|Number LII entrance, still visible, on Colosseum, Rome.|
But the numbers take me back to my high school days at
We read Virgil's Aenead together in the school library, the beautiful epic poem about the founding of Rome, and we read a little Cicero and Horace because she loved them. We read some in Homer's The Iliad and The Odyssey, too, full of incredible images that have always stayed with me. It was just the two of us. She called me her “little scholar.” This made me feel that I had to try to keep up. She fed me lots of Roman and Greek history, stayed patiently with me while I read in Latin and translated, and encouraged every word along the way. She gave me her copy of Galey’s “Classic Myths,” which I loved, and cherish to this day. Those fantastic classic myths beloved by Joseph Campbell and other scholars. Mrs. Bullock was delighted when I picked out an Ovid love poem on my own and read it to her.

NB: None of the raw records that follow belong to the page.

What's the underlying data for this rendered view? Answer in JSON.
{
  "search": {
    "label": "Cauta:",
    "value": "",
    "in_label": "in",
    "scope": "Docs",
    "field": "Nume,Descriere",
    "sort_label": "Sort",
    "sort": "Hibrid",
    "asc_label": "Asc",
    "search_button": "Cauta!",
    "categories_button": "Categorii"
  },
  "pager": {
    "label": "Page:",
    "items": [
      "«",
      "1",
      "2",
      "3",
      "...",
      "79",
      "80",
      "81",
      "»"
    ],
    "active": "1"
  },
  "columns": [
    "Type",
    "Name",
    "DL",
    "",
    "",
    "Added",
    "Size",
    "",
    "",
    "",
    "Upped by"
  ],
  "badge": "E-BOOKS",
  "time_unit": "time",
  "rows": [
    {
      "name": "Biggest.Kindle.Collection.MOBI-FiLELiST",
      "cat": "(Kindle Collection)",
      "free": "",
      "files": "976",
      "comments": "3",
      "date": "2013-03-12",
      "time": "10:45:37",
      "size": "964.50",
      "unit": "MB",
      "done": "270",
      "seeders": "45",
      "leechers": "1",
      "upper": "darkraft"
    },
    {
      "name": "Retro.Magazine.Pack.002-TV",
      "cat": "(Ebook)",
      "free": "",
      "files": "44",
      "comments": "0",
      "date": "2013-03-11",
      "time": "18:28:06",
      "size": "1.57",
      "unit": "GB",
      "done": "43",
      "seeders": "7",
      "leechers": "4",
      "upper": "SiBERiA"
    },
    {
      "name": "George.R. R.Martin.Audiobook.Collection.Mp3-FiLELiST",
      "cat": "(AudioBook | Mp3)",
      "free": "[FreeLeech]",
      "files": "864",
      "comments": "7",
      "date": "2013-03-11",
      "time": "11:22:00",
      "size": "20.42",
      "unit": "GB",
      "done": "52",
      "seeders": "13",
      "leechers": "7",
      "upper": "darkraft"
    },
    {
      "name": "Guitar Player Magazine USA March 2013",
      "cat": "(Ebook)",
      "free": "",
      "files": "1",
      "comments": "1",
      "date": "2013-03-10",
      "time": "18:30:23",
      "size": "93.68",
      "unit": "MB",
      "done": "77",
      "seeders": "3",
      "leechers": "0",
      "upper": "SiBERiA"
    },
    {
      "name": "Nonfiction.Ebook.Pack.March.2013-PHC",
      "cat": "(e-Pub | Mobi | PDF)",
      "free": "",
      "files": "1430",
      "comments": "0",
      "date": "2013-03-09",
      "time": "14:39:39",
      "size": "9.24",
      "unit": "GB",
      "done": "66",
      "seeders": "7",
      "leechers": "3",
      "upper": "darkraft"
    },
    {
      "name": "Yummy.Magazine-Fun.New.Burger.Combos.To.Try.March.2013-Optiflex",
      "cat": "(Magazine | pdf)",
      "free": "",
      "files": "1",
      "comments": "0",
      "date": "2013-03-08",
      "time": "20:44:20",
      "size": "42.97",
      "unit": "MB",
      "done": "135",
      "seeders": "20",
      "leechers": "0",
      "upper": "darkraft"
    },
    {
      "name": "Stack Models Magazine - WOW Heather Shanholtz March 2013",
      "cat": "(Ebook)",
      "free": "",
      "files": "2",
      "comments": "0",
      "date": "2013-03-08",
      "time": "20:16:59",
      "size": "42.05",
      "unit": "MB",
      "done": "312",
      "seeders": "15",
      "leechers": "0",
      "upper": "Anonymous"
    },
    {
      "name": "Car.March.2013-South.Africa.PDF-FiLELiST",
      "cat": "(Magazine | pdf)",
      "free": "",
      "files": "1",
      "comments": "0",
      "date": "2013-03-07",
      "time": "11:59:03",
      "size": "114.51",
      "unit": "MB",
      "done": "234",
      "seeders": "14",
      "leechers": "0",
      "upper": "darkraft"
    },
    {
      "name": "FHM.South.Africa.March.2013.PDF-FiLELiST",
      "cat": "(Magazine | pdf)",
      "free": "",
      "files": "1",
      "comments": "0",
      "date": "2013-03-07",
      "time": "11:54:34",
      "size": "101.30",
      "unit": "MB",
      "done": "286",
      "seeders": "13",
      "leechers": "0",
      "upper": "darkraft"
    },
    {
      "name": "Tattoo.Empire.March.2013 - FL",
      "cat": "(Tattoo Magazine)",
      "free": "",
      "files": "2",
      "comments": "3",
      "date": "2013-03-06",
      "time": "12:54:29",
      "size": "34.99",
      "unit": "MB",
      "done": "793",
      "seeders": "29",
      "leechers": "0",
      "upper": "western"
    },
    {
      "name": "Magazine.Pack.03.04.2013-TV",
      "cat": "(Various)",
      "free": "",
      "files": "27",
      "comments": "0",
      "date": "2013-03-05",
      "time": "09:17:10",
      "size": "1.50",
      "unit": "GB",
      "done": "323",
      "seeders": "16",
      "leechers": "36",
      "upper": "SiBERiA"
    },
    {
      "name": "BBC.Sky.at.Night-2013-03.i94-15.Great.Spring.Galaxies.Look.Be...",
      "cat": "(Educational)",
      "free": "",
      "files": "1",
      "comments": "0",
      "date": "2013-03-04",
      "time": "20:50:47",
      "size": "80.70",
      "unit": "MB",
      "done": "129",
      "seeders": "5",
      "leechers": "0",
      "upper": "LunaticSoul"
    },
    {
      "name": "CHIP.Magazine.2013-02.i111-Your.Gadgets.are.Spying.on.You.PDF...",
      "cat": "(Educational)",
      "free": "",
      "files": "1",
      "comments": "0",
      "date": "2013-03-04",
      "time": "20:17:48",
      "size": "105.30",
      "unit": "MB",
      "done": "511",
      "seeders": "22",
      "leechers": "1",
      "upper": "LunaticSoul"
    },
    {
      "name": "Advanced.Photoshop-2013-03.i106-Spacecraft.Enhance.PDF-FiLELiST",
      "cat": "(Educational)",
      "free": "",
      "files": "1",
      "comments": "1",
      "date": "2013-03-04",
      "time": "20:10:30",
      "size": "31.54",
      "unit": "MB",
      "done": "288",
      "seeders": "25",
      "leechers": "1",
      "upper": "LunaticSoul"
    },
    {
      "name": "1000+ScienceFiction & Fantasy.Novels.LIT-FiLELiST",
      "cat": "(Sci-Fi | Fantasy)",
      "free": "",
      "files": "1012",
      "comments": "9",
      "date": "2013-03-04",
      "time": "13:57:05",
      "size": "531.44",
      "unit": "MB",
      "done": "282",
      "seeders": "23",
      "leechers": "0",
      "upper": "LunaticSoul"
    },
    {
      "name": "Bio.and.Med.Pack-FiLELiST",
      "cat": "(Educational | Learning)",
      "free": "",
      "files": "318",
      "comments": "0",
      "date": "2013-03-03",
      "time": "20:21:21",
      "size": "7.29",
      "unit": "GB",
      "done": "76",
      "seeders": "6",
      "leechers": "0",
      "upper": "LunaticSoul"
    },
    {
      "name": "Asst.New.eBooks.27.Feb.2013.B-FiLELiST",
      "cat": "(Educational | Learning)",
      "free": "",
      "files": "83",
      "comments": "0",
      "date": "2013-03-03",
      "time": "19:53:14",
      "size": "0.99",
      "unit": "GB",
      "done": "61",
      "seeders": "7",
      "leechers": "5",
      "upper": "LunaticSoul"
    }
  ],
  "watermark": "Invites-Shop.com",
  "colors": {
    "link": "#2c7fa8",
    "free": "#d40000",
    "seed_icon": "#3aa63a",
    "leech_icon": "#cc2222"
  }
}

I liked Ovid because he wrote about love and not battles, appealing to an 18-year-old girl at the time.